- Talk to people who are “normal” – if you haven’t let other people use your app and gotten their feedback on what you’ve built, you’re very likely to miss basic capabilities that an average person requires. Making something that is intuitive requires actual validation of your design hypothesis.
- What problem does it solve? If you can’t describe a core problem that your app solves, how do you expect a blogger to understand why it’s important enough to write about?
- It needs to work! It sounds like TUAW sees far too many apps before they’re ready for primetime, struggling with crashing issues and incomplete functionality. Knowing that you’re developing a relationship with bloggers, you need to be thinking about how to make your first impression a positive one.
Give it time
Victor advised app developers to invest in relationships and to be patient. No, you’re not going to get the “perfect launch” with several articles at the same time that your app is released in the app store, so reset your expectations.
Instead, settle into a rhythm about telling your story to the right people and engaging with the right communities. If your app is real estate-focused, Victor said, get involved in the real estate community, tell your story, explain why your app is relevant and stay engaged in the comments and on Twitter.
Be constructive and helpful and you’ll get somewhere – seems simple right?
However, most people aren’t willing to invest the time and effort required to execute on this strategy. It takes a lot of work to continue reaching out, engaging in conversations, connecting, interacting and adding value. It takes even more work to research the bloggers you’re trying to reach out to in order to understand their particular interests, where they focus their time and if you’re appropriate. But it’s the kind of work that’s worth investing in because it results in personal connections and relationships that enable you to be heard and can assist you in attracting allies instead of of people you’re begging for favors.

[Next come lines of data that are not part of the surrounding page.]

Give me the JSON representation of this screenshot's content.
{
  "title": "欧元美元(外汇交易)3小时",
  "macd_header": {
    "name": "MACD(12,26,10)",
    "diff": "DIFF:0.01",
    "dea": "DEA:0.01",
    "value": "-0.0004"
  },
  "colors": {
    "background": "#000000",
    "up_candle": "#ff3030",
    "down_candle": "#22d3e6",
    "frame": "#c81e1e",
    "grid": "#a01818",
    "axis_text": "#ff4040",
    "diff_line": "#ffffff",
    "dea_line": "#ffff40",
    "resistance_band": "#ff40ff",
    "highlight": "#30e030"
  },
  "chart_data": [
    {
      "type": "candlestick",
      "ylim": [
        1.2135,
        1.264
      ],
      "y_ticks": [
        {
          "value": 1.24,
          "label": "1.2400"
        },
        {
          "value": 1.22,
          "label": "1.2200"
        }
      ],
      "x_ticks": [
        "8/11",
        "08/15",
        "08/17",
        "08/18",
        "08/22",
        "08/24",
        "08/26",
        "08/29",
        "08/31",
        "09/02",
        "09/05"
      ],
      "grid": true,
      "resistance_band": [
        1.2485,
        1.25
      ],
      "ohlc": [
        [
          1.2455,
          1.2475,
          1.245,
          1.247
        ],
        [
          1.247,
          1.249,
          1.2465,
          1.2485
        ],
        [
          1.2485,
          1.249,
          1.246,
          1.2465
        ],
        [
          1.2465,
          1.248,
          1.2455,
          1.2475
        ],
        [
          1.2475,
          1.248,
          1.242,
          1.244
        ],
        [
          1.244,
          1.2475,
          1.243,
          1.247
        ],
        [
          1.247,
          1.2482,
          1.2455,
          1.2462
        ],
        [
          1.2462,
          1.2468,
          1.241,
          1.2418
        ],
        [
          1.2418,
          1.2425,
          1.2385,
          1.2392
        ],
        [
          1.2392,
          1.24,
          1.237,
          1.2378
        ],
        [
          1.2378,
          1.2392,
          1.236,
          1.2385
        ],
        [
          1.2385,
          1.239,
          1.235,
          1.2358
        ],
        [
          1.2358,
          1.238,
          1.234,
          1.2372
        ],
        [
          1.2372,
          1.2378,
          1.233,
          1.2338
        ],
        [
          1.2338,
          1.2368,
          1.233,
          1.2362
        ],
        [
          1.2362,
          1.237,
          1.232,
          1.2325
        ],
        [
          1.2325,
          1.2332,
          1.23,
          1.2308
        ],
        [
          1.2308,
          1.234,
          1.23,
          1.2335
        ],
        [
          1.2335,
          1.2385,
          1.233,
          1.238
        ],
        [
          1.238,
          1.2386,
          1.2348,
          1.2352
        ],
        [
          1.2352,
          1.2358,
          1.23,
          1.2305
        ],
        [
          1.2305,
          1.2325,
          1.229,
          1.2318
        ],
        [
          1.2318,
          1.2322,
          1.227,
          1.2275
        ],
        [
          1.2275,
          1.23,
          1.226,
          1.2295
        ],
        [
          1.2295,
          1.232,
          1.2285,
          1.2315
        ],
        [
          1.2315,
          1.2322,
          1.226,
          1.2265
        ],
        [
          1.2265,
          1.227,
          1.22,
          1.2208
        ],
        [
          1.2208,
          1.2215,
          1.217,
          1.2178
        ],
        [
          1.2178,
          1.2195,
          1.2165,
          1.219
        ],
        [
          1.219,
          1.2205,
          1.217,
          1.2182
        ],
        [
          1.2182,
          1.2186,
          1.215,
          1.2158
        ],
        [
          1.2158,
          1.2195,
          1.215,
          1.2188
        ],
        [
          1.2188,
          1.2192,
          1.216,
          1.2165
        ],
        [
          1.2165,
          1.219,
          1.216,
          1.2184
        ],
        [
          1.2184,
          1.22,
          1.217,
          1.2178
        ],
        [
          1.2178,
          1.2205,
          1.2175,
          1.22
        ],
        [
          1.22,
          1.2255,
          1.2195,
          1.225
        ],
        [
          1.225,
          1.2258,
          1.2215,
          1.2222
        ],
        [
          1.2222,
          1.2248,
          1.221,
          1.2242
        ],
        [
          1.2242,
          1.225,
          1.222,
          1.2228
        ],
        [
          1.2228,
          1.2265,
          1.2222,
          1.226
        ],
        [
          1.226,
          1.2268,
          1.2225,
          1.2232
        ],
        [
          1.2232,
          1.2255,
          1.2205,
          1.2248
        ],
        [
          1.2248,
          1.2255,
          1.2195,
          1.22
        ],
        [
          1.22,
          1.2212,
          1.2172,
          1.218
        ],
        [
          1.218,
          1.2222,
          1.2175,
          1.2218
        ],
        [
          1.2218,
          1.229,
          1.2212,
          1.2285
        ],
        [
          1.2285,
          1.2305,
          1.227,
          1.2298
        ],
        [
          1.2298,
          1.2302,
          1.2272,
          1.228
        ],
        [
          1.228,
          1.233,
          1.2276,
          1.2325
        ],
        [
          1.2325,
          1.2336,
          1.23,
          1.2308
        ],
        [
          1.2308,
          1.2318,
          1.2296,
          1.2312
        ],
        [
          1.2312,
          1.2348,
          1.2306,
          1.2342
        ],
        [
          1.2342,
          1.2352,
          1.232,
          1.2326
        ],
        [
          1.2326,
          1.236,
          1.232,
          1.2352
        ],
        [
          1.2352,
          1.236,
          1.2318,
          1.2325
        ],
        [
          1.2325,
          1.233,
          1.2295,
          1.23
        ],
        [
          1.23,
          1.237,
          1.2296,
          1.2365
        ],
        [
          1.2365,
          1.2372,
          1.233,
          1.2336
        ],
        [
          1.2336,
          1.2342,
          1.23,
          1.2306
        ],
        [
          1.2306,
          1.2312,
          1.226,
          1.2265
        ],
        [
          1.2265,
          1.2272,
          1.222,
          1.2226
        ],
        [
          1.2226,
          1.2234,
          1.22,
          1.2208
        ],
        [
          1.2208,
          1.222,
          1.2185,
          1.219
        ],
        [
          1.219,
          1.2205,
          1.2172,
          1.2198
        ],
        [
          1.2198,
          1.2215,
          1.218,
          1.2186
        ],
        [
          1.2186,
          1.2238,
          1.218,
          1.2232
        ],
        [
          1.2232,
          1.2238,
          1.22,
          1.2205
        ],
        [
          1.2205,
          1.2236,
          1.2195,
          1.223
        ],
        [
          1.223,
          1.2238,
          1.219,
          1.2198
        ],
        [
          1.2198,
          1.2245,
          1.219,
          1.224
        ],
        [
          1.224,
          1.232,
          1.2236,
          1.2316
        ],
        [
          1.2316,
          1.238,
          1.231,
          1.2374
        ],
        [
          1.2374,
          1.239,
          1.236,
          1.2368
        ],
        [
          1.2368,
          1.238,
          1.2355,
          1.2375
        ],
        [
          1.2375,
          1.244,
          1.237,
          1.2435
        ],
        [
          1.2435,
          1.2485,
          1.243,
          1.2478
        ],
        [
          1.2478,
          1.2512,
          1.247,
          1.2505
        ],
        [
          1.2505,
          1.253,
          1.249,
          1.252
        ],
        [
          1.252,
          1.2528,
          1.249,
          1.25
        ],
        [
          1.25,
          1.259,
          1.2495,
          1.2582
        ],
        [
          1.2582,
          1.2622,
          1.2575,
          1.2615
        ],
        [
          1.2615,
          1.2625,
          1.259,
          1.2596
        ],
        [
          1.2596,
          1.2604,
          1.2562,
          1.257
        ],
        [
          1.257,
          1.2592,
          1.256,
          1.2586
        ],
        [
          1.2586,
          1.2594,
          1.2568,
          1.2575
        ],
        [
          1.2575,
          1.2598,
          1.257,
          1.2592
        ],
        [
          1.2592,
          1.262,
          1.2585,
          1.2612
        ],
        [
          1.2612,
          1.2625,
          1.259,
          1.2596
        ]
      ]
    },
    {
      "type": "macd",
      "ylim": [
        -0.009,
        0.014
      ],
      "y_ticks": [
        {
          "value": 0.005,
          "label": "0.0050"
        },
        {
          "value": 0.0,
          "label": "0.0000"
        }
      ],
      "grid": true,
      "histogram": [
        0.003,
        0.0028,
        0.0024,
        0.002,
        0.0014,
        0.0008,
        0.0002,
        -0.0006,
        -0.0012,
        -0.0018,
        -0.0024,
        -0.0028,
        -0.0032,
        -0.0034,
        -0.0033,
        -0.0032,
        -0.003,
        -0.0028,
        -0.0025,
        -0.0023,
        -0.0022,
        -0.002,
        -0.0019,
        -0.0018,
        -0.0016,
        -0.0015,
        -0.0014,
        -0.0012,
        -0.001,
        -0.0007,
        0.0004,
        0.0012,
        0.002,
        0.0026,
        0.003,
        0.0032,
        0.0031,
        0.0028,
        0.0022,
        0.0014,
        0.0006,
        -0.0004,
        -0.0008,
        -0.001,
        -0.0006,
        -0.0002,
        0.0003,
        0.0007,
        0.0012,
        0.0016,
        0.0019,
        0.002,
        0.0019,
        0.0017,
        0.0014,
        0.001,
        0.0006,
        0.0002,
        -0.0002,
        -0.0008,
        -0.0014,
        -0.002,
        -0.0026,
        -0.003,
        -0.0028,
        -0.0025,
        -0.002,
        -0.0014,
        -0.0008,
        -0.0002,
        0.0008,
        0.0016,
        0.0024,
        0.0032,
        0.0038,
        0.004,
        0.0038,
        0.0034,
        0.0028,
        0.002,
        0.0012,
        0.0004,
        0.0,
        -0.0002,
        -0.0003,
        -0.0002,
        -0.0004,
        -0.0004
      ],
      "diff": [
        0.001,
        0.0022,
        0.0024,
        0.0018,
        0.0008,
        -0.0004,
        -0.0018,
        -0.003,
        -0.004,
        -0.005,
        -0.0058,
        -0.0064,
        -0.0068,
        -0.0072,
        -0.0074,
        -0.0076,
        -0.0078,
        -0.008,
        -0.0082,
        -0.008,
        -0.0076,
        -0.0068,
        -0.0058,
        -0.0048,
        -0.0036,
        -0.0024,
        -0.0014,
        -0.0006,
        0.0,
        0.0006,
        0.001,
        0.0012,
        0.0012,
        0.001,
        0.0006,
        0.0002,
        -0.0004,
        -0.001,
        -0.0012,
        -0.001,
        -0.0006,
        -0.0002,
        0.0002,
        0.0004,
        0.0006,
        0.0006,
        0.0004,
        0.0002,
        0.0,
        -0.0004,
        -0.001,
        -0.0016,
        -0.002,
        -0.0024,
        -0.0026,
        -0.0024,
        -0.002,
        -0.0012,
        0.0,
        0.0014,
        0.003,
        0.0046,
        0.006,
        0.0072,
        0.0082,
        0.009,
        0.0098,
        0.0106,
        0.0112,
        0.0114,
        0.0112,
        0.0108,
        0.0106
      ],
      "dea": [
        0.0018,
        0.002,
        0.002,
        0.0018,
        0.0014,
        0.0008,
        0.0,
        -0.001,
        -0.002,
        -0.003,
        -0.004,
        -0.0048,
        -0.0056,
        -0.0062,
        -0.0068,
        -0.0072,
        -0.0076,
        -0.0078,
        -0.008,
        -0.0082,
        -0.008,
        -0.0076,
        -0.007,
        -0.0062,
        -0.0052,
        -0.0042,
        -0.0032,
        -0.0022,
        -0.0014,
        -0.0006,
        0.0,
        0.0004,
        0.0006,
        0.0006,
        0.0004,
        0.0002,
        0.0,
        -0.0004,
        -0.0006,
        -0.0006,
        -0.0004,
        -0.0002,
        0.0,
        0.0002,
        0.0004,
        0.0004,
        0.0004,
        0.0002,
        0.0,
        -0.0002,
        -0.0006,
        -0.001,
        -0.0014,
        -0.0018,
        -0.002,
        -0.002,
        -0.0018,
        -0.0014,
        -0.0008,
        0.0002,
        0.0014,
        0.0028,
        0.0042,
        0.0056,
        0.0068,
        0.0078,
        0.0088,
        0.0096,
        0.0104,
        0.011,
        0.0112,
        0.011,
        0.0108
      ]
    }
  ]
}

Be a mensch
Just be a human being – realize that the people you’re interacting with are real people with lives, time constraints and stresses, just like you. If you hound them and annoy them, of course they’re not going to want to help you. “You’re not going to win converts by badgering people,” Victor told the crowd. If you want them to take the time to help you, be patient and understanding.
You might think that you’ve built something amazing but it’s not going to be true for everybody and you need to have the humility and self-awareness to realize this. More importantly, if someone gives you a bad/scathing review or makes a lot of suggestions, LISTEN!
The people you’re dealing with are in this industry and writing about it because they love what developers are building every day. They respect your work, appreciate it and want you to produce the best product possible so listen to them because they’re investing their energy in helping you be successful.
Finally, some tactical advice
In addition to Victor’s 3 main points, he shared some tactical advice during Q&A:
- If you’re going to create a Twitter account/blog/Facebook page for your app, make sure that it’s got some personality.
- If you want to really dive deep into this topic, you should check out “Pitch Perfect”, written by his colleagues Erica Sadun and Steven Sande.
- Follow up, but politely. If you sent a message across and didn’t hear anything, it’s ok to follow up a week later, just to make sure they’d seen your message
- Press releases really don’t capture their attention, don’t spend time and money on PR firms that just blast out press releases
- When your app gets written about, participate in the comments
- The comments can be a very solid place for bloggers to discover new apps, so if you’re engaging in conversation about your app across the web, it can help you get noticed
- NEVER, EVER, pay for a review
And, a bonus, the actual video!
Thanks to the Appsterdam folks for taking video and letting us know about it: